The family members were trying to articulate the tough judgment calls that accompany caring for a beloved adult with impaired cognition. How do you balance keeping your loved one safe with giving her freedom of movement. How do you avoid your loved one's greatest fear, of being "locked away" in an anonymous but safe "home." How do you find a reliable person to provide tactful "assistance" during days -- or nights -- or both, when you cannot be with your loved one 24/7. And how the heck do you pay for it.
And how do you do any of this in the middle of the first year of the Covid-19 pandemic -- or even now.
I was already struggling with my reactions to the videos of George Floyd and other persons of color suffering far worse at the hands of police. My struggles reflect, in part, my past experience working as the director of a legal team, representing municipal police officers accused of excessive force in the early 1990s.
I'll be thinking about this more over the summer. I expect I'll be writing more about this too. I certainly welcome readers' thoughts on what, if anything, can be done in striving for a better balance of safety and autonomy in caring for loved ones.
And, yes, I keep thinking about the motto once seen on the doors of many police stations: "To Serve and Protect."
The contrast between the compassionate emergency response of Fire Department EMTs and the attack-style responses now videoed of many Police interventions shows what can be done and what shouldn’t be done. We should not have to fear our police, but we do. Even citizens who never do anything wrong fear that a police officer may misunderstand and cause them harm or otherwise humiliate them. We can change that. We must change that.
The Netflix movie, “I Care A Lot,” also shows how easy it is to distort the legal system to exploit popular stereotypes about aging and old people. Viewing note: while the first third of film is interesting though, one hopes, hyperbolic, the rest of the film is little more than a Hollywood picaresque drama in which the bad guys are glamorized.
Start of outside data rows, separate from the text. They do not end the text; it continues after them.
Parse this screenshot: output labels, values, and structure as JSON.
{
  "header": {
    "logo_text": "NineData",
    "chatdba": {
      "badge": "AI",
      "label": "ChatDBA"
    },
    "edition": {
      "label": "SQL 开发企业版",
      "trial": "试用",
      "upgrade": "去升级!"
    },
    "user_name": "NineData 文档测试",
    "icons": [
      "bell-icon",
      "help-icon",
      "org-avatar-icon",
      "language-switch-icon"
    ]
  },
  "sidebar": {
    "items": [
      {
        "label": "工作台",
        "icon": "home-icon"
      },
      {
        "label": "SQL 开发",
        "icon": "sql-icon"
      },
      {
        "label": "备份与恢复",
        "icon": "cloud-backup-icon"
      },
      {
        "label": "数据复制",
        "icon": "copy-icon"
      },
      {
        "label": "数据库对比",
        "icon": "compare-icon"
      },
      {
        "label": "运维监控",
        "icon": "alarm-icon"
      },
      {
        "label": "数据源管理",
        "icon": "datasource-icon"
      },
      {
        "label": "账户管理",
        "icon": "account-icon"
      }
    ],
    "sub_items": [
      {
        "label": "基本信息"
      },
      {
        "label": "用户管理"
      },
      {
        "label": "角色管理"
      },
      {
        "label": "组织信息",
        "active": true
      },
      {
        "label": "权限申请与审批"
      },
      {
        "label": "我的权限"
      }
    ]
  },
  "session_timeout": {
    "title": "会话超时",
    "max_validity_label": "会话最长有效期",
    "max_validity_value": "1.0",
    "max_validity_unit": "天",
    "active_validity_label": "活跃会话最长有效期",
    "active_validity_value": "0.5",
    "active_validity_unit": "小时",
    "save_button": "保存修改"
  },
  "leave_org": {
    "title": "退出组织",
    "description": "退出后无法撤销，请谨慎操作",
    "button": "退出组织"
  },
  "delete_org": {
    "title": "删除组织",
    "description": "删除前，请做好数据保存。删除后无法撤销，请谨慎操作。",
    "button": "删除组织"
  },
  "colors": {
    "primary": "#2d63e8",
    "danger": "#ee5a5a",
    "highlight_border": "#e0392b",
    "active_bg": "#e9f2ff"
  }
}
The Loveland case would be shocking if it weren’t so common, not so much in its brutality, but in the way that those charged with caring for those who are prey to dementia and other ills of aging approach those in their care and in their control.
Posted by: Jack Cumming | May 5, 2021 7:02:21 AM